Where a line contains the word "this", copy that line from the records below.

# # # # # # #

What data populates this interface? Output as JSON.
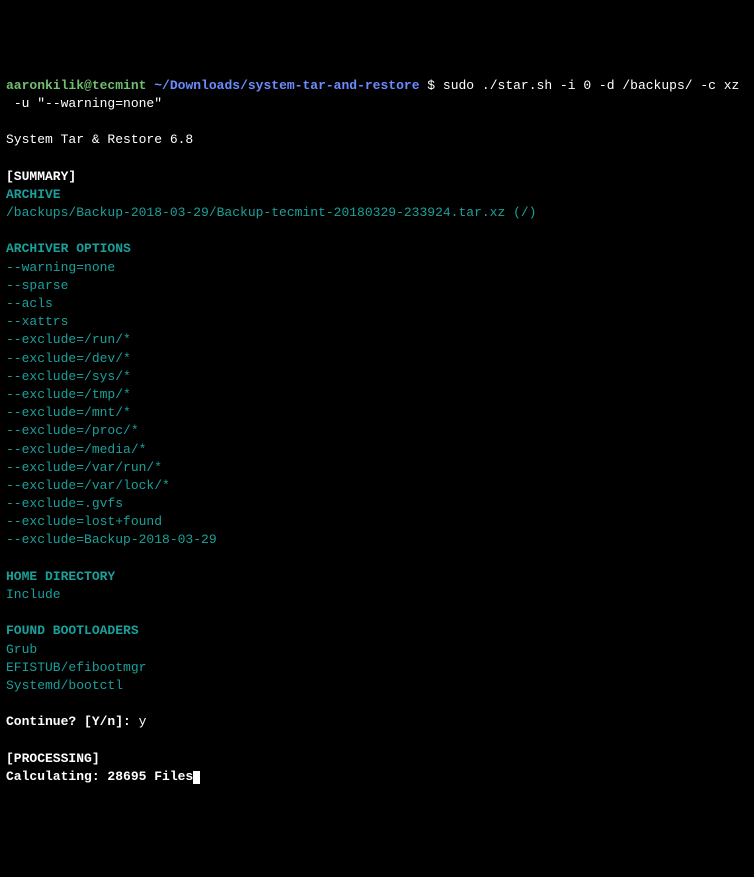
{
  "prompt": {
    "user_host": "aaronkilik@tecmint",
    "separator": " ",
    "path": "~/Downloads/system-tar-and-restore",
    "dollar": " $ ",
    "command": "sudo ./star.sh -i 0 -d /backups/ -c xz",
    "command_cont_indent": " ",
    "command_cont": "-u \"--warning=none\""
  },
  "title": "System Tar & Restore 6.8",
  "summary_header": "[SUMMARY]",
  "archive_label": "ARCHIVE",
  "archive_path": "/backups/Backup-2018-03-29/Backup-tecmint-20180329-233924.tar.xz (/)",
  "archiver_options_label": "ARCHIVER OPTIONS",
  "archiver_options": [
    "--warning=none",
    "--sparse",
    "--acls",
    "--xattrs",
    "--exclude=/run/*",
    "--exclude=/dev/*",
    "--exclude=/sys/*",
    "--exclude=/tmp/*",
    "--exclude=/mnt/*",
    "--exclude=/proc/*",
    "--exclude=/media/*",
    "--exclude=/var/run/*",
    "--exclude=/var/lock/*",
    "--exclude=.gvfs",
    "--exclude=lost+found",
    "--exclude=Backup-2018-03-29"
  ],
  "home_dir_label": "HOME DIRECTORY",
  "home_dir_value": "Include",
  "bootloaders_label": "FOUND BOOTLOADERS",
  "bootloaders": [
    "Grub",
    "EFISTUB/efibootmgr",
    "Systemd/bootctl"
  ],
  "continue_prompt": "Continue? [Y/n]: ",
  "continue_answer": "y",
  "processing_header": "[PROCESSING]",
  "processing_status": "Calculating: 28695 Files"
}
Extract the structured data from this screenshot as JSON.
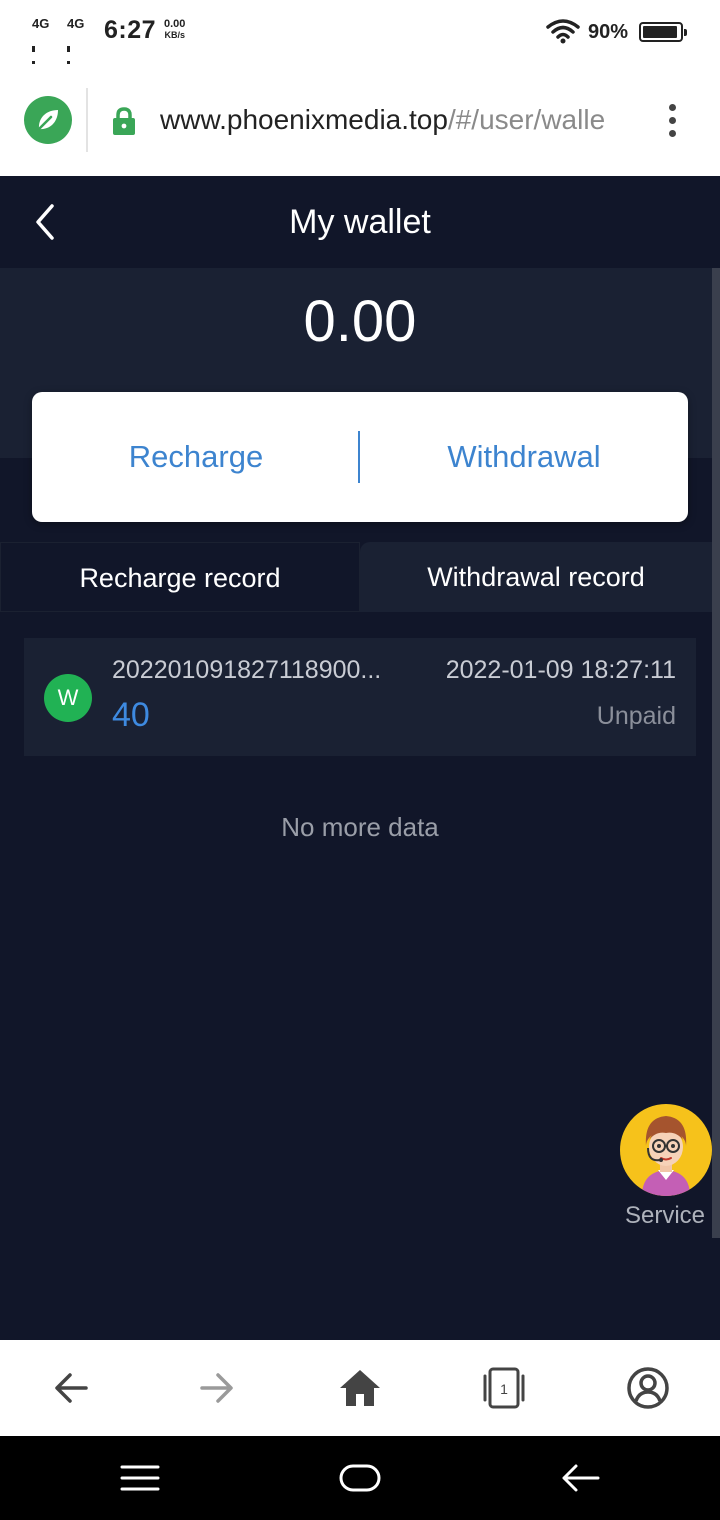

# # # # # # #

▸ **EXPECTED ANSWER**:
What data populates this interface? Output as JSON.
Extract the structured data from this screenshot as JSON.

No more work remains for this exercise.